Records from a collection
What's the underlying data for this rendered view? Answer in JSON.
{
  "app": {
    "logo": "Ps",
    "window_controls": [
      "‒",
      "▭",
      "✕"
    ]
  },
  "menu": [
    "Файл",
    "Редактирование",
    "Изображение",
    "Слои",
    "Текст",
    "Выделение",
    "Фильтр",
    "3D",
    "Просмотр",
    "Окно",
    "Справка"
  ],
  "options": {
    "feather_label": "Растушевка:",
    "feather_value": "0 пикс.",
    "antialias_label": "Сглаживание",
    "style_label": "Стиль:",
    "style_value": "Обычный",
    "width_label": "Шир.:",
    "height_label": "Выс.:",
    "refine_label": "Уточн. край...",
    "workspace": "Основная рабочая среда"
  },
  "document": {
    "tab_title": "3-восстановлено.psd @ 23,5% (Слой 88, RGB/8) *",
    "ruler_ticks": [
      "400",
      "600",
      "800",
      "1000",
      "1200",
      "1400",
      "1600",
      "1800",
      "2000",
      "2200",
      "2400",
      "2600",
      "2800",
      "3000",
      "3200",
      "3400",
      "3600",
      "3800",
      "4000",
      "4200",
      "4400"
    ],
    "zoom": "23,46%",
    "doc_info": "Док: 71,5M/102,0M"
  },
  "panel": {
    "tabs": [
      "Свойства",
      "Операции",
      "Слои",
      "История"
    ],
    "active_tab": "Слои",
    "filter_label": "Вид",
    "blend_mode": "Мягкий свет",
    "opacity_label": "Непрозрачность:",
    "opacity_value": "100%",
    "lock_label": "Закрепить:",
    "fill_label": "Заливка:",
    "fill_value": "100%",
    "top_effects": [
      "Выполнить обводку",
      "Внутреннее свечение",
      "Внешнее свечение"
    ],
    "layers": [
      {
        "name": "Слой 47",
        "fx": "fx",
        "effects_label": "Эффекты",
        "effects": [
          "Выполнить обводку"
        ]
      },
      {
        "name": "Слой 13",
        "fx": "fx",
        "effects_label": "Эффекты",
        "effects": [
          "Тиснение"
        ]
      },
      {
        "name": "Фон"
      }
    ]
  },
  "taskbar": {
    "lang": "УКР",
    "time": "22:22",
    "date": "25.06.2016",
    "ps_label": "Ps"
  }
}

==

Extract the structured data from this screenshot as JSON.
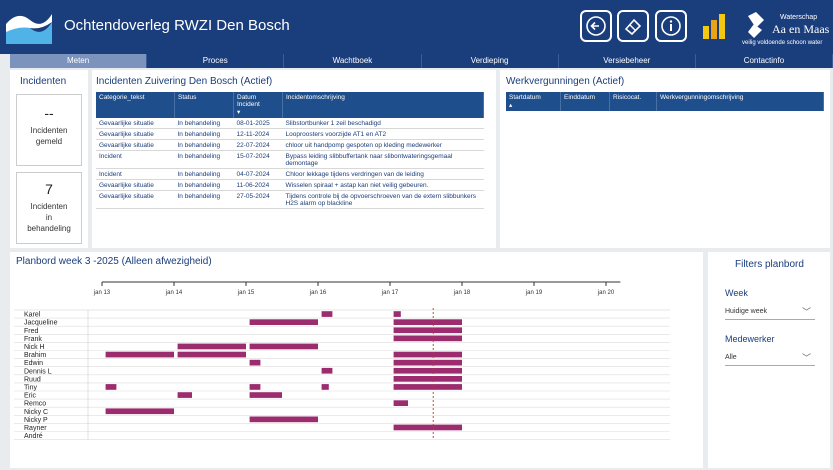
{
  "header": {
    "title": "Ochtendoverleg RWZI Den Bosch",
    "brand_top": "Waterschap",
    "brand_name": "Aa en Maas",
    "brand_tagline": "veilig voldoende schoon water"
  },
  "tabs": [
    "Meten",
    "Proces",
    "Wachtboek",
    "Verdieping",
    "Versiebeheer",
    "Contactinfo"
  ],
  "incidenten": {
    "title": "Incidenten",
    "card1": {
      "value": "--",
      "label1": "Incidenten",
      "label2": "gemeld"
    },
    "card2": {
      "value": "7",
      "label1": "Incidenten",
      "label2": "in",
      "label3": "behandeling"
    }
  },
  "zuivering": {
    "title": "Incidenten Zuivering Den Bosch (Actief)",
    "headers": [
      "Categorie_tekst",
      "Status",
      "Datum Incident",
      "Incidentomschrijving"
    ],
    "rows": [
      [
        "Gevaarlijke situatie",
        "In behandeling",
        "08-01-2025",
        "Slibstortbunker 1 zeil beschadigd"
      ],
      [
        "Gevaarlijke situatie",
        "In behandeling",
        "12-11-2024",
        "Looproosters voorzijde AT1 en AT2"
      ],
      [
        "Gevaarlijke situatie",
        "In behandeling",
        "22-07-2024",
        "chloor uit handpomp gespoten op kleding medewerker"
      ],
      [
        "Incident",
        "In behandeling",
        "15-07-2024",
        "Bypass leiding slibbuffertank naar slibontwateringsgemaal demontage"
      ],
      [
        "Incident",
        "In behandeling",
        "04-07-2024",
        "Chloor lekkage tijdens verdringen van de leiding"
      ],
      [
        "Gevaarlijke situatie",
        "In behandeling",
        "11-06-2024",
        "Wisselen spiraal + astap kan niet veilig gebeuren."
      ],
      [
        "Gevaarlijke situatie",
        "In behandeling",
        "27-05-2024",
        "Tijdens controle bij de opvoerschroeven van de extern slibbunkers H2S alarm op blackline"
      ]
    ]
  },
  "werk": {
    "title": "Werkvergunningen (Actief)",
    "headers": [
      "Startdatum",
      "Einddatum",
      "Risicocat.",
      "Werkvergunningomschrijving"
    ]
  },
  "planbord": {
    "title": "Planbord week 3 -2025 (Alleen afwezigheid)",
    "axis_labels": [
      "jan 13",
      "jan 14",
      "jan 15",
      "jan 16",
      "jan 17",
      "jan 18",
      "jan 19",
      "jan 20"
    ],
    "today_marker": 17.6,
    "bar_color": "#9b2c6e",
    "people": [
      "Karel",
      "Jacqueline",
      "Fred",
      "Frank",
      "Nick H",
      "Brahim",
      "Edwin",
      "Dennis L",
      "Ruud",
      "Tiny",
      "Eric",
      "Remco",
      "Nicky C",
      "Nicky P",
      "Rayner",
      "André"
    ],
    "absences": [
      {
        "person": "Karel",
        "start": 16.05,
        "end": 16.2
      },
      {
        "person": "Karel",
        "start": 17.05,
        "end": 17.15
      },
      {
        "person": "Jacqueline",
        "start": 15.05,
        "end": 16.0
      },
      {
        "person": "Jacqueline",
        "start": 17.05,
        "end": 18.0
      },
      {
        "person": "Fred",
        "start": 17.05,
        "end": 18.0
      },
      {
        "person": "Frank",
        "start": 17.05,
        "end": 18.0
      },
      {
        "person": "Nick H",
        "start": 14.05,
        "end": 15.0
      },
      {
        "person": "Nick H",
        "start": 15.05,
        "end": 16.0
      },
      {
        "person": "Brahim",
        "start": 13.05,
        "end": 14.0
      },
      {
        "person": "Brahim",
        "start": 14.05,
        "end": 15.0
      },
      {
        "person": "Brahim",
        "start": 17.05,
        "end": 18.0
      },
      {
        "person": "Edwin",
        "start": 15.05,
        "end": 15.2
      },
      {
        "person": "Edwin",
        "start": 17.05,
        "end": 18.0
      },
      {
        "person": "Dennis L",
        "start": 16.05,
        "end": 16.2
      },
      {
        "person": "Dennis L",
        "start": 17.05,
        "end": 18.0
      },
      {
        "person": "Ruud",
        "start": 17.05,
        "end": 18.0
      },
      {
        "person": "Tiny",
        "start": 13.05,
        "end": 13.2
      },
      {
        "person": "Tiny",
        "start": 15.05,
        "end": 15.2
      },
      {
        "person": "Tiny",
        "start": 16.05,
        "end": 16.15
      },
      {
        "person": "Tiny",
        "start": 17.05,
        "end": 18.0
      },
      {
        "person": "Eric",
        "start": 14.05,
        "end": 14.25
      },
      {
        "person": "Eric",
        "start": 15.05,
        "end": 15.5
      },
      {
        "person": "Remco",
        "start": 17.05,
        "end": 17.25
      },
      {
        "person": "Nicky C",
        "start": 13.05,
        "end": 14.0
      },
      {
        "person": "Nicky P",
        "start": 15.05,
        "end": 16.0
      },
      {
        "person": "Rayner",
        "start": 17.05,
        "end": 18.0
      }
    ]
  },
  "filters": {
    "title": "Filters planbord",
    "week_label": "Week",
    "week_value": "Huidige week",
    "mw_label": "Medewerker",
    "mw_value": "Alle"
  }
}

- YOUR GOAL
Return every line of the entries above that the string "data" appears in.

- FINAL ANSWER
What's the underlying data for this rendered view? Answer in JSON.
Extract the structured data from this screenshot as JSON.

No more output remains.